Finally then, the last concept of this morning is, Live it! This is what the rest of our passage for this morning speaks of. The passage closes by saying, “Bind them as a sign on your hand, fix them as an emblem on your forehead, and write them on the doorposts of your house and on your gates.” As I said before, Jews & Hebrews of old have taken these lines quite literally, but what if instead of only ascribing these things to our hands, foreheads, houses, and gates, we would also strive to allow them to sink further in than just skin deep? As I began to get into above then, these things aren’t just written on the surface level of ourselves, but they become embodied and our hands, minds, houses/families, and cities/communities become examples/witnesses to the ways of the Lord our God. This too only enhances our witness because as the saying goes, actions speak louder than words. It’s like what St. Francis of Assisi once said, “Always preach the Gospel, when necessary use words.”
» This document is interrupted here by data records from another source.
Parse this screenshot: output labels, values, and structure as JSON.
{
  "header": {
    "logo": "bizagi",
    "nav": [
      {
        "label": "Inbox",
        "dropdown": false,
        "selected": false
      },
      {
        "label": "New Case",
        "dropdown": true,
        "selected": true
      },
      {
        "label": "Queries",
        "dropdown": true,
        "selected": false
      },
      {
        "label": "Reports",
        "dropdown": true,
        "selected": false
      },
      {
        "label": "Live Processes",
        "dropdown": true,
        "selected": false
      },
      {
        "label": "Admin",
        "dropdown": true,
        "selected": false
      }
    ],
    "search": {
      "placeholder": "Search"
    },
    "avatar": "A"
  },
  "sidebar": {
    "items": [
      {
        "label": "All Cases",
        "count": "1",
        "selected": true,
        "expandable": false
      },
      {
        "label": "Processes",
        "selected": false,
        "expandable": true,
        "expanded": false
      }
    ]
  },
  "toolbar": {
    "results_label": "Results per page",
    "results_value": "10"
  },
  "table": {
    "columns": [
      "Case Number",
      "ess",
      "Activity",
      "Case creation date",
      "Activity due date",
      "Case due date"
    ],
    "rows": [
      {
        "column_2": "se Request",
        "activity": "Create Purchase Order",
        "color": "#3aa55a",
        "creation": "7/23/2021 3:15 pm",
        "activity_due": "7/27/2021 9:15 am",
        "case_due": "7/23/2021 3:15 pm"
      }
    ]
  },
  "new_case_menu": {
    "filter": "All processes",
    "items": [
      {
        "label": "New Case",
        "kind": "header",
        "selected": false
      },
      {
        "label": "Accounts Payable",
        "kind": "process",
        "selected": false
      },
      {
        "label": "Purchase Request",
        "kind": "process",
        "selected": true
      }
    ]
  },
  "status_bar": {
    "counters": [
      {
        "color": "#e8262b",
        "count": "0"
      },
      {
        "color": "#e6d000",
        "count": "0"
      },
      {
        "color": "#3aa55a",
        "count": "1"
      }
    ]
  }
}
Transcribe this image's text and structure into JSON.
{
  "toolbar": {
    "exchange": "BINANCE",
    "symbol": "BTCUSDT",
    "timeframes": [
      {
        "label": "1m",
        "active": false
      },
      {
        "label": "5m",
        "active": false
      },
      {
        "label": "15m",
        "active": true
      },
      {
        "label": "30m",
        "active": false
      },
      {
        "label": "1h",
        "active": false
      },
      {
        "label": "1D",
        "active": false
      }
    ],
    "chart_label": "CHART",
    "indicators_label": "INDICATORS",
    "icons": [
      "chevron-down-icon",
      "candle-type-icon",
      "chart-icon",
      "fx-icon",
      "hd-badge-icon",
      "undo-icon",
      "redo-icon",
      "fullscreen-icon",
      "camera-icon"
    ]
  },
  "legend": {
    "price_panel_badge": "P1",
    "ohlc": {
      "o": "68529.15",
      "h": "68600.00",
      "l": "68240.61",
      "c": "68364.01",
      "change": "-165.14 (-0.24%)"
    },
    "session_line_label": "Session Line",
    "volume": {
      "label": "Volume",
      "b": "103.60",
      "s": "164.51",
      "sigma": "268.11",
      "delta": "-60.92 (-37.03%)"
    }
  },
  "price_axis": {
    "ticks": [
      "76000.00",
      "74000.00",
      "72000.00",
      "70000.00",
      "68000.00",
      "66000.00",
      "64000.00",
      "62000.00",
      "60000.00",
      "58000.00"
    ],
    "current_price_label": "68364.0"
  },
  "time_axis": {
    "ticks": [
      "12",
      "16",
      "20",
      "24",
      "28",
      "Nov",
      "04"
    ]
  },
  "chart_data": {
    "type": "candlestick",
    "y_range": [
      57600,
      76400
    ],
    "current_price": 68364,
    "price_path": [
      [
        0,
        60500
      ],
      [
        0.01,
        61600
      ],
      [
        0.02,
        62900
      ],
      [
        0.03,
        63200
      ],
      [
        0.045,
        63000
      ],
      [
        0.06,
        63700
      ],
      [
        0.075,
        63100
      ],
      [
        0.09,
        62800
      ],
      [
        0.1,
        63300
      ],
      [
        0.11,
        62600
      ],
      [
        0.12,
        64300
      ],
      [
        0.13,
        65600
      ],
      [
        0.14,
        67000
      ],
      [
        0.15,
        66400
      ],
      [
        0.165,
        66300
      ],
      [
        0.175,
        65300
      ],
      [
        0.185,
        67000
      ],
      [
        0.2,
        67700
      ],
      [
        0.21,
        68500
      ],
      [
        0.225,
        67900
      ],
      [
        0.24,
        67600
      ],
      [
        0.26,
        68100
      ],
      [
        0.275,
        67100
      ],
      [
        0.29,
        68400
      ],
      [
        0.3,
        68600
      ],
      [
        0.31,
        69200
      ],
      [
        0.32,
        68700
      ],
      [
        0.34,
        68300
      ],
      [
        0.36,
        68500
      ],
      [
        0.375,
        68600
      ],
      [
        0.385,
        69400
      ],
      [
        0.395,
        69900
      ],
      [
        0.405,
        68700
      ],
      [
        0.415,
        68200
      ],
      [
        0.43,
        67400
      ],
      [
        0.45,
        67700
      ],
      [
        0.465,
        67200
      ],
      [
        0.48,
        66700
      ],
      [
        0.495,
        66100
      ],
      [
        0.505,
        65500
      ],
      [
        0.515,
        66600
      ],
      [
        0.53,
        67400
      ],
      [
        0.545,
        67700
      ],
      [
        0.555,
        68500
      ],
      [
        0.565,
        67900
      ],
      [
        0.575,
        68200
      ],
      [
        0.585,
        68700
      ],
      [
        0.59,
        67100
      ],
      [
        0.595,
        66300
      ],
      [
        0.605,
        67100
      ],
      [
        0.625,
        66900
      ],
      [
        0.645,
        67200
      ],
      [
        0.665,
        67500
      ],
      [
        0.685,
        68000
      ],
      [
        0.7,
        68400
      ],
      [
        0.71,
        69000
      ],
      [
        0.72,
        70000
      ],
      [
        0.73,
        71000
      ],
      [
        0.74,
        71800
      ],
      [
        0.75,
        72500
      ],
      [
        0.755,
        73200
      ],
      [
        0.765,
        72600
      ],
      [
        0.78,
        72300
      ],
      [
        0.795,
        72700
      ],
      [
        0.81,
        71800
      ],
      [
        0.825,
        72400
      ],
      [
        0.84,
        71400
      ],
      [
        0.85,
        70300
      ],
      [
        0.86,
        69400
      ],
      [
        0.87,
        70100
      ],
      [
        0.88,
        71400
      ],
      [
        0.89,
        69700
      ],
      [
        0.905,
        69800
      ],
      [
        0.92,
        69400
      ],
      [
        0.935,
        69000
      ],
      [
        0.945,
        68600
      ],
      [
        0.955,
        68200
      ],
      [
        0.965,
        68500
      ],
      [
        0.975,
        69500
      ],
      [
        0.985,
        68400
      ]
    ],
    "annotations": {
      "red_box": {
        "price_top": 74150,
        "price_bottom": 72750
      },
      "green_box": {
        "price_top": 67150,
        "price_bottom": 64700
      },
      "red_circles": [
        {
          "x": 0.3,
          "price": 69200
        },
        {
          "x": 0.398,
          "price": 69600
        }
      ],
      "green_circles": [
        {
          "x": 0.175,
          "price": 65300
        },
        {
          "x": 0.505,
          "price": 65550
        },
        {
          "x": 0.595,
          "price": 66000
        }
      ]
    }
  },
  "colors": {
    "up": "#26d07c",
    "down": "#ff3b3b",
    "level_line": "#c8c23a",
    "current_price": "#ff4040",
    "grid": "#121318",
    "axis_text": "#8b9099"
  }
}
So today I’ve used a little phrase to help guide us in our journey’s towards becoming more and more like Christ in our Christian discipleship. Love it, Teach it, Live it! It sounds rather simple, although it’s not. But may we devote ourselves to it, and may the Lord bless us and keep us in it, until the day He finally calls us home.